More than 280 people have been killed since April in the unrest shaking the small Central American nation of six million people.
“The people united will never be defeated,” yelled the crowd. They reiterated widespread demands that Ortega and his wife, Vice President Rosario Murillo, step down.
Many of those taking part hid their faces behind masks.
But they said they were still turning out despite a law passed last Monday that carries prison terms of 15 to 20 years for those found guilty of vaguely defined actions deemed to constitute “terrorism.”
“This law doesn’t matter to us,” said one 23-year-old protester who gave her name as Maria. “Its a risk, but as with every big insurrection there’s a risk.”
She added: “The protests aren’t going to stop. We will continue in the streets demanding freedom.”
The legislation bolstered perceptions that Ortega, 72, and his government were acting in increasingly undemocratic ways.
Ortega and Murillo, though, say their government is fighting a “coup” attempt by US-financed “satanic terrorists” and that stern action is required.
Their supporters held a rival rally in Managua on Saturday in which they demanded justice for “victims of terrorism” - mainly for dozens of police officers killed in the months of bloodshed.
Protesters will ‘pay’
The United States, the Organization for American States and the European Union have all condemned the violence in Nicaragua and backed calls for dialogue trying to have Ortega agree to early elections to help solve the crisis.
US Treasury Secretary Steven Mnuchin said as he arrived in Argentina for a G20 meeting of finance ministers that more US sanctions could be leveled at Nicaragua.
Two EU nations, the Netherlands and Luxembourg, announced the suspension of millions of dollars in aid projects to Nicaragua because of the rights violations reported there.
But Ortega is showing no signs of ceding power.
On top of sending his forces out to quash protest hubs, he has dismissed Catholic bishops mediating the talks as biased collaborators with the opposition.
Murillo on Friday also signaled no quarter would be given in punishing those challenging the government.
“We can pardon but never forgive these crimes against Nicaragua,” she said.
She vowed that arrested “coup-mongers” would face justice.
“They have to pay for the destruction of so many lives.”
Economy in peril
On Saturday, rights groups evacuated relatives away from their makeshift camp outside a notorious Managua jail complex called El Chipote where protesters were locked up, as pro-government heavies turned up to intimidate them.
“Masked armed men came and told us that if we didn’t leave they’d kill us,” one woman who didn’t give her name told AFP.
Many of the relatives were mothers and wives of the detainees.

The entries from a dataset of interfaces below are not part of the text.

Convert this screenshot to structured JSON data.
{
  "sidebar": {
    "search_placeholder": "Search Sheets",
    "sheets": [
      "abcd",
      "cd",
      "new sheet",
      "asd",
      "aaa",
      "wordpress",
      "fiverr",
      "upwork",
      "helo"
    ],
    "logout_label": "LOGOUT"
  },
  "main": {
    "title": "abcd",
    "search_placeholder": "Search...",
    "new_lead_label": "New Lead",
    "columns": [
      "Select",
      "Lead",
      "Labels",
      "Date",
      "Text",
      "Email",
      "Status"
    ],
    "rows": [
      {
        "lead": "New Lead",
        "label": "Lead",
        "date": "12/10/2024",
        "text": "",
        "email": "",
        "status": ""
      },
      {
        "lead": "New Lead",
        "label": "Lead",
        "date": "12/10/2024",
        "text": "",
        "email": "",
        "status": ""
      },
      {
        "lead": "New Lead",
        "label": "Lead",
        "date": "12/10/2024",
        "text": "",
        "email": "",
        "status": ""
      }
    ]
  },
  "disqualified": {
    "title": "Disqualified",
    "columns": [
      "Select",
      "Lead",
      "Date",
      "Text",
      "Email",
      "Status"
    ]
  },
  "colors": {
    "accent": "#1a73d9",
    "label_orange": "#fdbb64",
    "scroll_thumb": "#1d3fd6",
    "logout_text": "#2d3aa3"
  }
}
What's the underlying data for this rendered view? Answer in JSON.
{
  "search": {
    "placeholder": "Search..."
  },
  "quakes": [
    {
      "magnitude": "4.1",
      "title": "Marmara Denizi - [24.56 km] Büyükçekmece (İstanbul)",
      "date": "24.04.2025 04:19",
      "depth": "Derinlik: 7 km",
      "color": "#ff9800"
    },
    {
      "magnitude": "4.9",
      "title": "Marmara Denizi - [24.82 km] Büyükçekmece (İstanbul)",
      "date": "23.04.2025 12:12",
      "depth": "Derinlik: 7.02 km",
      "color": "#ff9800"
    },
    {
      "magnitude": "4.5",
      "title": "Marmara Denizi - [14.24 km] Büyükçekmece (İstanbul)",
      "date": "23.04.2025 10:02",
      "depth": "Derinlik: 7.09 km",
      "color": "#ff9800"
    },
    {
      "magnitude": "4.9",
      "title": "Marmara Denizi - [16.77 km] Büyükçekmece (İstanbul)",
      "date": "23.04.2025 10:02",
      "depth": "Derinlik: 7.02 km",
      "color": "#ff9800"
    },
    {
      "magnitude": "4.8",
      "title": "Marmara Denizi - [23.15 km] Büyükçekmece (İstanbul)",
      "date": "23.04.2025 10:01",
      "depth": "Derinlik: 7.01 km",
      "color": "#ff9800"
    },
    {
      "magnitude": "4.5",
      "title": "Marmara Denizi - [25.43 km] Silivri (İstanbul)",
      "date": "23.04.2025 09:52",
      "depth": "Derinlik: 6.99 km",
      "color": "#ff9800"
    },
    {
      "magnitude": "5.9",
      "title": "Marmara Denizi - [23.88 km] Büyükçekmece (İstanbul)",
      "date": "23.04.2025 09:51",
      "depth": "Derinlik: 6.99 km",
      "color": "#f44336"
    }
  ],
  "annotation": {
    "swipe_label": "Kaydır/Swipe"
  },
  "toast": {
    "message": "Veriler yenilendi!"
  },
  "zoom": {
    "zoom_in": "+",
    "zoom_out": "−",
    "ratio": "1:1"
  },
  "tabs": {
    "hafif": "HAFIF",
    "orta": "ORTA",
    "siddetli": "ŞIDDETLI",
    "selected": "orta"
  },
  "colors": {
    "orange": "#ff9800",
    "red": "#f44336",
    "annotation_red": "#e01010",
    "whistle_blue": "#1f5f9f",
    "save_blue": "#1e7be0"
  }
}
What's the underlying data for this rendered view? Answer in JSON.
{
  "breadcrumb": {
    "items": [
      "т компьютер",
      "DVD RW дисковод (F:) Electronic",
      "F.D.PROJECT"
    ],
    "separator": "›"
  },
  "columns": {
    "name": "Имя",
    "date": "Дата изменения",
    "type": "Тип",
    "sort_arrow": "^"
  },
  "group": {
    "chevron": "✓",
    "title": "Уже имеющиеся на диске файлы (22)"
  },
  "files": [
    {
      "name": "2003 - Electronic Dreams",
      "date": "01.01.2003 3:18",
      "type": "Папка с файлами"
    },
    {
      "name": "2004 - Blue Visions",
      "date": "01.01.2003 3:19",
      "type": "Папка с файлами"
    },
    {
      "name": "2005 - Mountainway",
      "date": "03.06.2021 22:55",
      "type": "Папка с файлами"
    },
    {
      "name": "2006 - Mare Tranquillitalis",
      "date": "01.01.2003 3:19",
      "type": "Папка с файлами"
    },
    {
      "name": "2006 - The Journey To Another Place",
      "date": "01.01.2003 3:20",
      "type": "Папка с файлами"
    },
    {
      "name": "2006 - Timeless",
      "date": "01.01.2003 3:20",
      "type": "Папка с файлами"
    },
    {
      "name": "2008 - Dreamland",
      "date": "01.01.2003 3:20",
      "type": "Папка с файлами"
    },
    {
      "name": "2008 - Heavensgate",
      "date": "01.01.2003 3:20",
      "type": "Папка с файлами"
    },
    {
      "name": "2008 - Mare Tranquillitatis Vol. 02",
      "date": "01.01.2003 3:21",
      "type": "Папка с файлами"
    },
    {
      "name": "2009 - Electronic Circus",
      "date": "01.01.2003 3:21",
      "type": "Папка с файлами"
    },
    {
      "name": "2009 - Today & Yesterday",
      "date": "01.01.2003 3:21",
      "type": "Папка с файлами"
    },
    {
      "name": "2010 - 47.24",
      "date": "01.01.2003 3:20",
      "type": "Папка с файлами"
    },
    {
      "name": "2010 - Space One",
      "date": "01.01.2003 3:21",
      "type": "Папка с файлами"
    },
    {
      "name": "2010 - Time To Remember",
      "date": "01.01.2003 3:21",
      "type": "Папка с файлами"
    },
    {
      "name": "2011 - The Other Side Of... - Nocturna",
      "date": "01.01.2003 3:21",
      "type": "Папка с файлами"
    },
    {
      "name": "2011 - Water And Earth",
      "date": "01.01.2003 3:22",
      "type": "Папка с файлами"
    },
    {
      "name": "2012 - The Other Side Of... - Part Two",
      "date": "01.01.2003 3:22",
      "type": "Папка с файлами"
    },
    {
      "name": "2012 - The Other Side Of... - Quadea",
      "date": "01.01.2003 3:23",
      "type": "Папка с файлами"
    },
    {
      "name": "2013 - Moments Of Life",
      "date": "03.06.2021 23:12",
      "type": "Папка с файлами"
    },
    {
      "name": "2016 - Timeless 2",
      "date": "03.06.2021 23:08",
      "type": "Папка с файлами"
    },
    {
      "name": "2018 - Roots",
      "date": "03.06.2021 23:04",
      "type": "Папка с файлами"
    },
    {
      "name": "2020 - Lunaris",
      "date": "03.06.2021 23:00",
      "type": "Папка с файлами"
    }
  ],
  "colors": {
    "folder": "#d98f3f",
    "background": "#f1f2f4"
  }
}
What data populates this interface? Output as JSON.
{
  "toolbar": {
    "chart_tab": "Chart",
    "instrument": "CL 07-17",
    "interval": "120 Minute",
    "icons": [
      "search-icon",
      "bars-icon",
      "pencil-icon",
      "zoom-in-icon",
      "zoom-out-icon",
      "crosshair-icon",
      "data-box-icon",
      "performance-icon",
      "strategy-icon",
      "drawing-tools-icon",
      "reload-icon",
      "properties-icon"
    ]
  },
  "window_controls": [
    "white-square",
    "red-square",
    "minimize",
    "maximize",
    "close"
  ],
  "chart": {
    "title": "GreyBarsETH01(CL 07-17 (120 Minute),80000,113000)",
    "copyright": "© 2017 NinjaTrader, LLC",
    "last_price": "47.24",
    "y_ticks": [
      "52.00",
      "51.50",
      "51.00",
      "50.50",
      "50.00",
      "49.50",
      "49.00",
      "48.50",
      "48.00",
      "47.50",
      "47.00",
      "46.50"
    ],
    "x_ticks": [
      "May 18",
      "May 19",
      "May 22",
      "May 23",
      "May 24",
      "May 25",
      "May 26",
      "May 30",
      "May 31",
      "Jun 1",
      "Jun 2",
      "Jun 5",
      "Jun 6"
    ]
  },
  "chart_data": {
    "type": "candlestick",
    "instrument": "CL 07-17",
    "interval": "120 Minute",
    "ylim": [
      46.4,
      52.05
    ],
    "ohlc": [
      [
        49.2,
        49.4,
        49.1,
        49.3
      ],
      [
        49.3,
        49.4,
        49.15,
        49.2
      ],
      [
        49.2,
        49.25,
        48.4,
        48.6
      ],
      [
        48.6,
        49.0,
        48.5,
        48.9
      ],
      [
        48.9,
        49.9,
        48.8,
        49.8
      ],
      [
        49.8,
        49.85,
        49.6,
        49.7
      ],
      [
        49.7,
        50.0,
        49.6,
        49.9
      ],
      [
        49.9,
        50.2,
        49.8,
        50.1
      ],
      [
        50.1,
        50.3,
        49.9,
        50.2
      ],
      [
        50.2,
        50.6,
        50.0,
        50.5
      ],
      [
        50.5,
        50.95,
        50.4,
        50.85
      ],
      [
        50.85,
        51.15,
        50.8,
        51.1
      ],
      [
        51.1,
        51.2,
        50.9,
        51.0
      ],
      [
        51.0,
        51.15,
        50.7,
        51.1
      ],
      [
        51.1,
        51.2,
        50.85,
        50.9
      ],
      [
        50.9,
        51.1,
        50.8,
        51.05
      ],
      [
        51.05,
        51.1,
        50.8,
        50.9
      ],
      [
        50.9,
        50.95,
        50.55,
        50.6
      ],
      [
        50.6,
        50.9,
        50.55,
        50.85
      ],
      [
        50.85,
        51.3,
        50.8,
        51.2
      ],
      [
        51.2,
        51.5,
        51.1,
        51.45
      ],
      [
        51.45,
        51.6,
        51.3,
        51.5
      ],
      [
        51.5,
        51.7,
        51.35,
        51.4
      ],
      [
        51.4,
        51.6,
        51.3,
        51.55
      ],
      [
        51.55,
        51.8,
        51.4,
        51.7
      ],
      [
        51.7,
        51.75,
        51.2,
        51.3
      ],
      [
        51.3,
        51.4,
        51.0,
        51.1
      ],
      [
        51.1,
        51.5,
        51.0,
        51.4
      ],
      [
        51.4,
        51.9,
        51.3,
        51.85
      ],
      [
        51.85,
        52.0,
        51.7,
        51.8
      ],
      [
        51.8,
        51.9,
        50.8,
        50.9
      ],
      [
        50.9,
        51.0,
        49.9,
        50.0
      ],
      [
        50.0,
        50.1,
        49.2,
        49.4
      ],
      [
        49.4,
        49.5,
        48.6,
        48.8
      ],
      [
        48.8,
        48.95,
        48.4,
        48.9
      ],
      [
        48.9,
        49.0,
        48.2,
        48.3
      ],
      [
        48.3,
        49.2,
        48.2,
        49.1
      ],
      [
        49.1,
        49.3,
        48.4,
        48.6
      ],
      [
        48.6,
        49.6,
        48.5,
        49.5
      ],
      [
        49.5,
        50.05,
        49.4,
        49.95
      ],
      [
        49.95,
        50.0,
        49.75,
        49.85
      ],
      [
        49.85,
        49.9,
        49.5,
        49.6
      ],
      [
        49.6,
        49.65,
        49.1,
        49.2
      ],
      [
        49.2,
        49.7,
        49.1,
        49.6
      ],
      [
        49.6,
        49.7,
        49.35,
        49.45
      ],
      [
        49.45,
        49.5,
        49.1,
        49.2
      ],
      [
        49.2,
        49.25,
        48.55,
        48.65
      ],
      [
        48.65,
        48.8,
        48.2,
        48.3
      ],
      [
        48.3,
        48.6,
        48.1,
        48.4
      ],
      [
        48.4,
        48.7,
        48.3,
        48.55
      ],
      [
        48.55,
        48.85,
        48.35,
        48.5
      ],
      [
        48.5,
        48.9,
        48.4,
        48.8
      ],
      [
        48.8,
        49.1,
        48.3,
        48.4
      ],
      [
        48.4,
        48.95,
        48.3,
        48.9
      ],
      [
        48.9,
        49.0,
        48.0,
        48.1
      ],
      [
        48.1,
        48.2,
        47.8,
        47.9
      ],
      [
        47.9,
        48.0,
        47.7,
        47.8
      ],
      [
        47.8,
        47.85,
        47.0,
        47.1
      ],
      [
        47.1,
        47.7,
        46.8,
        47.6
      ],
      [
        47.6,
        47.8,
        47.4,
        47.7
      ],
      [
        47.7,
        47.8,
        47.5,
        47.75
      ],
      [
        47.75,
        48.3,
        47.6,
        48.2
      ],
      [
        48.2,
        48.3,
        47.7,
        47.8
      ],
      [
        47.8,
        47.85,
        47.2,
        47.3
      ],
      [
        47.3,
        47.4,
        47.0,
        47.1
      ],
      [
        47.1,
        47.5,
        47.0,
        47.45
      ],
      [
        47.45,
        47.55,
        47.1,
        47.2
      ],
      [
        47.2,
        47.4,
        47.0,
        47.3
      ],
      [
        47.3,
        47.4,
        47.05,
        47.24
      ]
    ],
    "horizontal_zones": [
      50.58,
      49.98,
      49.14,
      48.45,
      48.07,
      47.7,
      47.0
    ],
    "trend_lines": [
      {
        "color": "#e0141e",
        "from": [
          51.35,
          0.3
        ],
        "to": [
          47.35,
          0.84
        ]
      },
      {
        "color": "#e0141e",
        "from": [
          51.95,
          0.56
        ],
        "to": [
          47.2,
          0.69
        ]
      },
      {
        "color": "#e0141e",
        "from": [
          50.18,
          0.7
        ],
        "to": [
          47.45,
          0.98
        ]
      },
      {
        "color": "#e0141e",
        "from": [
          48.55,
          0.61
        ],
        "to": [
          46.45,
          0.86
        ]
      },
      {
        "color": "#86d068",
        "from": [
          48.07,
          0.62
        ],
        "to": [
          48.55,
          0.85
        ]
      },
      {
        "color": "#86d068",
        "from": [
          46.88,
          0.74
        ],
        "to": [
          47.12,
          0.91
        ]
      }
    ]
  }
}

They were taken to Managua’s cathedral for shelter.
The unrest in Nicaragua is the biggest challenge to Ortega’s authority since he returned to power 11 years ago.
Until this year, Nicaragua was a relative haven of public safety and economic stability in Latin America.
But the protests and crackdown have put an end to that.
Triggered by ill-judged cuts to the cash-strapped social security system, demonstrations quickly grew into widespread protests cutting across society.
For many - even erstwhile allies and a previously compliant business sector - Ortega’s increasing autocracy and a belief he was grooming Murillo to take over from him were too much, and it was time for him to go.
The opposition says elections originally scheduled for 2021 should be brought forward to next year.
Nicaragua’s economy is fragile and dependent on foreign investors and tourism. Instability means it could soon crumble perilously.
“The problem is that the economic crisis will get even worse and he won’t be able to govern like that. It is impossible that Ortega will make it to 2021,” a sociologist, Oscar Rene Vargas, said.